**WORK TO BE COMPLETED**
All entries must be extracted exactly, with nothing added or dropped.

• • • • •

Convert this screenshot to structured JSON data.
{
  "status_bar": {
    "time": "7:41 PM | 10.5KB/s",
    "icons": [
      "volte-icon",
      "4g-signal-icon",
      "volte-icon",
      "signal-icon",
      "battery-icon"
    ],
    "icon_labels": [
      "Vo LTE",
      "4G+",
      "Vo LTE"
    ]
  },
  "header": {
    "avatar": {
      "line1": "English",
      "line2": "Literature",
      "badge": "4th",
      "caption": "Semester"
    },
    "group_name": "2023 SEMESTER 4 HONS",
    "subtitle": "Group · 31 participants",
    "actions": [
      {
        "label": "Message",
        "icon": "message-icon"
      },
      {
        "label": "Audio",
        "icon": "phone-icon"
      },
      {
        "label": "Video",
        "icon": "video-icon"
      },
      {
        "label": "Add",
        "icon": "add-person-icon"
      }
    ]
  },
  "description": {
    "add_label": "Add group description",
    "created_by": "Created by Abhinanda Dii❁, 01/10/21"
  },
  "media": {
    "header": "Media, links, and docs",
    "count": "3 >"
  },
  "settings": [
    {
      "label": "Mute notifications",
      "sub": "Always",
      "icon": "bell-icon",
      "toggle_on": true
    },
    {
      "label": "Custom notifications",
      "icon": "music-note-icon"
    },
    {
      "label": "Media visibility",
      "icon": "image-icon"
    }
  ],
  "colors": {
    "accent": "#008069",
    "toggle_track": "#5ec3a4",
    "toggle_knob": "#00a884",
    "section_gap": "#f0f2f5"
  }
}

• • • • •

**REPLY TO THE TASK**
Convert this screenshot to structured JSON data.
{
  "status_bar": {
    "time": "7:41 PM | 10.5KB/s",
    "icons": [
      "volte-icon",
      "4g-signal-icon",
      "volte-icon",
      "signal-icon",
      "battery-icon"
    ],
    "icon_labels": [
      "Vo LTE",
      "4G+",
      "Vo LTE"
    ]
  },
  "header": {
    "avatar": {
      "line1": "English",
      "line2": "Literature",
      "badge": "4th",
      "caption": "Semester"
    },
    "group_name": "2023 SEMESTER 4 HONS",
    "subtitle": "Group · 31 participants",
    "actions": [
      {
        "label": "Message",
        "icon": "message-icon"
      },
      {
        "label": "Audio",
        "icon": "phone-icon"
      },
      {
        "label": "Video",
        "icon": "video-icon"
      },
      {
        "label": "Add",
        "icon": "add-person-icon"
      }
    ]
  },
  "description": {
    "add_label": "Add group description",
    "created_by": "Created by Abhinanda Dii❁, 01/10/21"
  },
  "media": {
    "header": "Media, links, and docs",
    "count": "3 >"
  },
  "settings": [
    {
      "label": "Mute notifications",
      "sub": "Always",
      "icon": "bell-icon",
      "toggle_on": true
    },
    {
      "label": "Custom notifications",
      "icon": "music-note-icon"
    },
    {
      "label": "Media visibility",
      "icon": "image-icon"
    }
  ],
  "colors": {
    "accent": "#008069",
    "toggle_track": "#5ec3a4",
    "toggle_knob": "#00a884",
    "section_gap": "#f0f2f5"
  }
}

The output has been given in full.